Go read Woj’s entire story, filled with good insight on how those Bulls came together. It’s interesting stuff.
And we hope that Tex Winter can get his wish on the night of his Hall of Fame enshrinement.
You knew Dennis Rodman going into the Hall of Fame was going to be a spectacular show, one way or another.
But did you expect helicopters and acrobats? Well, yes, we kind of did.
And we will not be disappointed, according to Barry Jackson at the Miami Herald (via SLAM).
Aventura’s Dennis Rodman told us Tuesday he will arrive at his Basketball Hall of Fame induction Friday by helicopter. He wanted to enter the Hall on a colorful float, “but they wouldn’t let me block off the street” in Springfield, Mass.
He said he will hire acrobats to perform and “a couple of my outfits will be ‘out there.’ Whatever might be too zany is not too zany.” His marketing agent, Floyd Ragland, said Rodman is spending $60,000 to fly in Penny Marshall, Howard Stern and other friends. Phil Jackson is Rodman’s presenter.
Rodman uses the word “zany?”
By the way, the fact Phil Jackson is showing up to present Rodman and Tex Winter is the ultimate sign of respect from the coach with more rings than anyone — he hates these kind of glad-handing events. But for these two men, he will be there.
Silence can speak volumes.
When Kobe Bryant refused to talk about the hiring of Mike Brown, it had less to do with the hire than how it went down. First, Kobe was on record as a Brian Shaw backer. Second, he wasn’t even consulted or told about the hire — a consideration top stars all around the league are given (even Minnesota is consulting with Kevin Love). Jim Buss later admitted this was a mistake.
All that doesn’t mean Kobe and Brown can’t work together. Talking with the ESPN, Kobe said nice things about Brown (hat tip to Lakers Nation).
“We’ve talked. We’ve met, we’ve talked several times, met several times. We have been in dialogue there has been an open dialogue.”
He just seems like the type of coach that buttons everything up, so I think as players we’ll all be happy.”
It’s not a lot of detail, it’s not an effervescent, wildly enthusiastic Kobe.
But in the end, he and the veterans on the Lakers will get behind Brown. Because they have no choice. Their window is nearing an end, they have a couple more years and then it’s time to rebuild. They don’t have time to waste a year bickering with a coach. Fall in line or watch the window close. You don’t have to like Jim Buss working hard to divorce the Lakers from the Phil Jackson era — to assert his authority over sister Jeanie, even if it means kissing a system that wins goodbye — but you have to accept it.
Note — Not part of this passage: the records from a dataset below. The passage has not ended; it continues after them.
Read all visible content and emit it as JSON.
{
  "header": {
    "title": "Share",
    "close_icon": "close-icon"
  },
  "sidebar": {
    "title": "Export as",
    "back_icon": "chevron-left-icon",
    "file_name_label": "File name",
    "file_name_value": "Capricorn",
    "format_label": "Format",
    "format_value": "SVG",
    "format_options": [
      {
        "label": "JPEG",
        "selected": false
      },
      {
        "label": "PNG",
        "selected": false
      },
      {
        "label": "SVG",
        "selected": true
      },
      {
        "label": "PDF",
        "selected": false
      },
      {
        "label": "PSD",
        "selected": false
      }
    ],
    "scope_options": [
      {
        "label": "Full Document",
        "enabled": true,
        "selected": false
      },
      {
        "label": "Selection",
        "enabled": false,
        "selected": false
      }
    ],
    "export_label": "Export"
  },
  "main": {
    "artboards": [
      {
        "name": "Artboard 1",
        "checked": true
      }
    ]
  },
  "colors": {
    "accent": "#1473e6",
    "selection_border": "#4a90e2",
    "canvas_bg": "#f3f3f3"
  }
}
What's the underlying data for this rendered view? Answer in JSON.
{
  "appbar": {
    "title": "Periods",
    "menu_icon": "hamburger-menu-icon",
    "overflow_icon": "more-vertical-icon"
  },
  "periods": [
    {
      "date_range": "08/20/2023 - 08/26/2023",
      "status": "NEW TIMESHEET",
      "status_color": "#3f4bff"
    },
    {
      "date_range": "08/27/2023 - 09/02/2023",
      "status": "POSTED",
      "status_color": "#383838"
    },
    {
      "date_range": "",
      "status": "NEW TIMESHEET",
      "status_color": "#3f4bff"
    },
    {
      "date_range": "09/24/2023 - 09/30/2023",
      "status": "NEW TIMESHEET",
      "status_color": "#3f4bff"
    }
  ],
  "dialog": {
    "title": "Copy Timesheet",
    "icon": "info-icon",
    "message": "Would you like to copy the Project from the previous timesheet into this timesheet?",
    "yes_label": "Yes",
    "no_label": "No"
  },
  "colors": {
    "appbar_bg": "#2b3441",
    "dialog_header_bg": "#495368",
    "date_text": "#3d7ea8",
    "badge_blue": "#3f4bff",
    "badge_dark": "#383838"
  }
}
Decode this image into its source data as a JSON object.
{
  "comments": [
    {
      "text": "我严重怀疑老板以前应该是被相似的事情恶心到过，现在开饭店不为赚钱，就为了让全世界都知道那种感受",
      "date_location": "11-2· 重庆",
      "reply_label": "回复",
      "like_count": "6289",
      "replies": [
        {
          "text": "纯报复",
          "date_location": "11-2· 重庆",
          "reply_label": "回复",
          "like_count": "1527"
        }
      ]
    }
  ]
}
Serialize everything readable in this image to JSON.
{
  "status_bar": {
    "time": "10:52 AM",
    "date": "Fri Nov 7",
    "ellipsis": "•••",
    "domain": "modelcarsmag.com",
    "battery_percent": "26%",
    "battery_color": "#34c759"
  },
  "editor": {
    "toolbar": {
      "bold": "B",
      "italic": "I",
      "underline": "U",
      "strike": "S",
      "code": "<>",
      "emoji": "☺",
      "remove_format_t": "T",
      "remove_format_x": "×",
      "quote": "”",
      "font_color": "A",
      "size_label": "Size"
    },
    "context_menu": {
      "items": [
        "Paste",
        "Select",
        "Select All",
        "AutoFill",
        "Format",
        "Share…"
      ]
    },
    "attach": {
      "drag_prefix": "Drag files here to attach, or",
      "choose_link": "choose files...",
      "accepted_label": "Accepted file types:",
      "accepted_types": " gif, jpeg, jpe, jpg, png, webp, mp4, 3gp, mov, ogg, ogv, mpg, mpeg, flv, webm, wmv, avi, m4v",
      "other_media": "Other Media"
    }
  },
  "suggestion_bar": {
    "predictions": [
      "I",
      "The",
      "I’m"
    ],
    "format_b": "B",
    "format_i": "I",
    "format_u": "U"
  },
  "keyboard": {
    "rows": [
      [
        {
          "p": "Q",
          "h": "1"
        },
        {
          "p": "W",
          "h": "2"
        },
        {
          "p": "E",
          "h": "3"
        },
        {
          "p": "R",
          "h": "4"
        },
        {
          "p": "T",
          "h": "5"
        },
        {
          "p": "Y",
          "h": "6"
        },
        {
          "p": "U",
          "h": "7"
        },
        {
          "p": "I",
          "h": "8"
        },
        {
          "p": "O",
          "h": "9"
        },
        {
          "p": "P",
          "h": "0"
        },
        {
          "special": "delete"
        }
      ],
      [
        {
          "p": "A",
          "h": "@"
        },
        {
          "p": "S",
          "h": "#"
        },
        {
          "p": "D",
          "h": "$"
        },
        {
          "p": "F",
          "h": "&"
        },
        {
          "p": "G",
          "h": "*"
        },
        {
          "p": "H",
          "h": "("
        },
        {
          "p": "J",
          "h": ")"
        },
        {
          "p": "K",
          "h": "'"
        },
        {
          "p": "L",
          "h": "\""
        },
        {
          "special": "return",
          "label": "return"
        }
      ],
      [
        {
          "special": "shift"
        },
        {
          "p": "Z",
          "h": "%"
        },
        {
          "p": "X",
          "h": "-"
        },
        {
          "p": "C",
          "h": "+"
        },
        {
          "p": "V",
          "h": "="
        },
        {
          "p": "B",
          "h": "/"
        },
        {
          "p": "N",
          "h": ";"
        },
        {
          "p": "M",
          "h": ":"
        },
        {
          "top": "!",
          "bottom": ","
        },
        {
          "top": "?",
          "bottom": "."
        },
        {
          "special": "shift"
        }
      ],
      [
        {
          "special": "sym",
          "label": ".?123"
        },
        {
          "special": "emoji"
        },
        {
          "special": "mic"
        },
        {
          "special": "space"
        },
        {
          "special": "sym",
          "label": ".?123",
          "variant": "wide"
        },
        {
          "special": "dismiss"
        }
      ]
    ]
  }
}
Kobe sounds like he is getting there. And if he accepts it, the rest of the locker room will fall in line.